Olympic gold medals in Tennis don’t matter that much. But when you’re Andy Murray, 0-4 in Grand Slam finals throughout your career, and especially with the final against Roger Federer and taking place at Wimbledon, it means much more than it usually does to other players.
Roger Federer won’t retire with a golden career grand slam, like Rafael Nadal has. No matter. The big picture is always about the Grand slam titles. No one really remembers who won gold in the Olympic games, even if it does have an effect on the ATP rankings. It’s about how it blends in with the rest of the season, and gives you the momentum to win at the US Open. Do you think Rafael Nadal was pleased when 2008 ended about losing at the US Open but winning the gold medal in Beijing?

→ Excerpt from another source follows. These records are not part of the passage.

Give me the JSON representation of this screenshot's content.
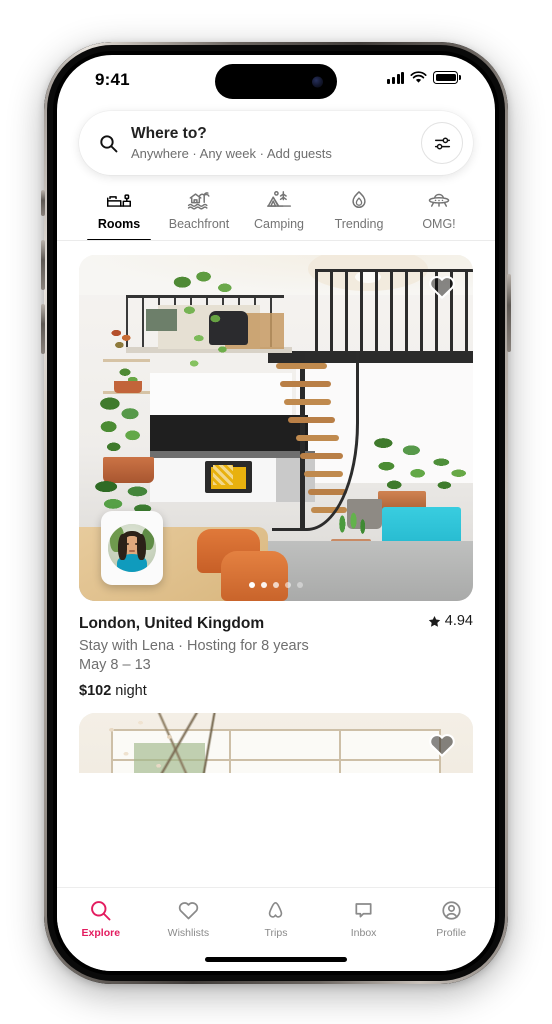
{
  "status_bar": {
    "time": "9:41",
    "signal_icon": "cellular-bars-icon",
    "wifi_icon": "wifi-icon",
    "battery_icon": "battery-full-icon"
  },
  "search": {
    "icon": "search-icon",
    "title": "Where to?",
    "subtitle": "Anywhere · Any week · Add guests",
    "filter_icon": "filter-sliders-icon"
  },
  "categories": [
    {
      "label": "Rooms",
      "icon": "bed-room-icon",
      "active": true
    },
    {
      "label": "Beachfront",
      "icon": "beach-hut-icon",
      "active": false
    },
    {
      "label": "Camping",
      "icon": "tent-camping-icon",
      "active": false
    },
    {
      "label": "Trending",
      "icon": "flame-trending-icon",
      "active": false
    },
    {
      "label": "OMG!",
      "icon": "ufo-omg-icon",
      "active": false
    }
  ],
  "listings": [
    {
      "place": "London, United Kingdom",
      "rating": "4.94",
      "star_icon": "star-icon",
      "host_line": "Stay with Lena · Hosting for 8 years",
      "dates": "May 8 – 13",
      "price_amount": "$102",
      "price_unit": "night",
      "save_icon": "heart-icon",
      "photo_count_dots": 5,
      "active_dot": 1,
      "host_avatar": "host-avatar"
    },
    {
      "save_icon": "heart-icon"
    }
  ],
  "tabs": [
    {
      "label": "Explore",
      "icon": "search-icon",
      "active": true
    },
    {
      "label": "Wishlists",
      "icon": "heart-outline-icon",
      "active": false
    },
    {
      "label": "Trips",
      "icon": "airbnb-belo-icon",
      "active": false
    },
    {
      "label": "Inbox",
      "icon": "message-bubble-icon",
      "active": false
    },
    {
      "label": "Profile",
      "icon": "user-circle-icon",
      "active": false
    }
  ],
  "colors": {
    "accent": "#E31C5F",
    "text": "#1c1c1c",
    "muted": "#6f6f6f"
  }
}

Was it a perfect match from Andy Murray? Far from it. But Roger Federer, probably less than 100% throughout the week, with his back problems coming back to haunt him due to playing both singles and doubles, something an old man such as himself apparently can’t do that well anymore, just couldn’t take advantage of Murray’s mistakes, with the most blatant stat being Federer’s 0-9 on break points. Blowing chance after chance, no wonder it turned out to be 6-2, 6-1, 6-4.
Injured or not, Djokovic at his best or not, it shouldn’t matter to Murray. He reached the Wimbledon final and the Olympic final by merit. His work with Ivan Lendl is paying off and we’re finally seeing a player who takes initiative when’s it’s handed to him or not. Finally seeing someone who can change momentum of rallies with a cross-court forehand. Someone who’s on the verge of breaking into the top 3 not because the ATP rankings say so, but because he’s close to the level required to beat Nadal-Djokovic-Federer when it really counts.
There’s still the Canadian Masters and the Cincinnati Masters to play, two tournaments Murray has a total of four titles at, but the goal is the US Open. Murray’s gold medal in London won’t mean too much if he won’t be able to capitalize on the momentum he’s built, against a Roger Federer who looks vulnerable again, against a Novak Djokovic who is far from his 2011 form and Rafael Nadal, still resting and nursing his aching body in Spain. This is it for Andy Murray, who needs to grab hold of the opportunity handed to him and created by him at the same time, and finish 2012 as a Grand slam champion.